(The data)

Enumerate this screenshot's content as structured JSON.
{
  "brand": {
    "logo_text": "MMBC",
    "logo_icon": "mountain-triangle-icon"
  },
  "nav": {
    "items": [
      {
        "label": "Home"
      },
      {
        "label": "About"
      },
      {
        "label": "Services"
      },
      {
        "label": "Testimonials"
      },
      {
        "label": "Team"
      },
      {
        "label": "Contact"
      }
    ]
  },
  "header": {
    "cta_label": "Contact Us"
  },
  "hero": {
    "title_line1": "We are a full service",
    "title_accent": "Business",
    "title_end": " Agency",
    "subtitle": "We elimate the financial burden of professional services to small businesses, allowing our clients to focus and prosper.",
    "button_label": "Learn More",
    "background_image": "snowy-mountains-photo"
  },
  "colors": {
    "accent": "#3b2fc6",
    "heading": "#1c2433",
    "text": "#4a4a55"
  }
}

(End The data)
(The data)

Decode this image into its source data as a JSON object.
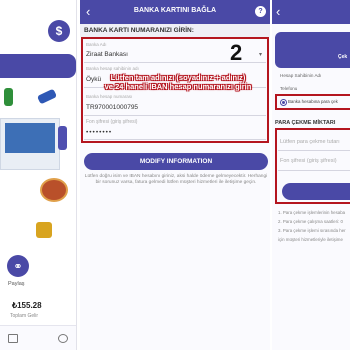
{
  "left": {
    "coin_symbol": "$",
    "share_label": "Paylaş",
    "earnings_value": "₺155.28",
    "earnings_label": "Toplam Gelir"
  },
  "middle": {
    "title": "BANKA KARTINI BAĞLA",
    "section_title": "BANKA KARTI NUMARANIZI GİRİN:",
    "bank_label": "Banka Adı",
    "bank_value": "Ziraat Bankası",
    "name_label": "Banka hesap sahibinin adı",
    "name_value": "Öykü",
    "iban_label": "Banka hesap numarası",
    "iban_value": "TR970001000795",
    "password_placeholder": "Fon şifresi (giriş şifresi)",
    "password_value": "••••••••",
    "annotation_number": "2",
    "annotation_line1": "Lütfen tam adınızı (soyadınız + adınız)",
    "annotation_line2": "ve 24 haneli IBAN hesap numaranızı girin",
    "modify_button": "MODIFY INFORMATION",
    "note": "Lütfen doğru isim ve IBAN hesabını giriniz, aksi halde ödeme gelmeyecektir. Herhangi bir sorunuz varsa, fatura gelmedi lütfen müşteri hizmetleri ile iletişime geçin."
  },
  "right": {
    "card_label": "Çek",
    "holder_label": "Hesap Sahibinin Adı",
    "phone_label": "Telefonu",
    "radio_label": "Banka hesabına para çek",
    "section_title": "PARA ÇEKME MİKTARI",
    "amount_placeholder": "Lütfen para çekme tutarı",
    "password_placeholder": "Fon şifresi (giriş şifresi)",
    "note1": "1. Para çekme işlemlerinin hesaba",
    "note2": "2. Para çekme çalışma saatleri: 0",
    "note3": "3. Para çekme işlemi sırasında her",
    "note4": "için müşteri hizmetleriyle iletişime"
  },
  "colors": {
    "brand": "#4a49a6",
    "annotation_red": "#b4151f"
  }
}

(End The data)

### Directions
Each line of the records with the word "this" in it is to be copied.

### Response to the exercise
Enumerate this screenshot's content as structured JSON.
Decode this image into its source data as a JSON object.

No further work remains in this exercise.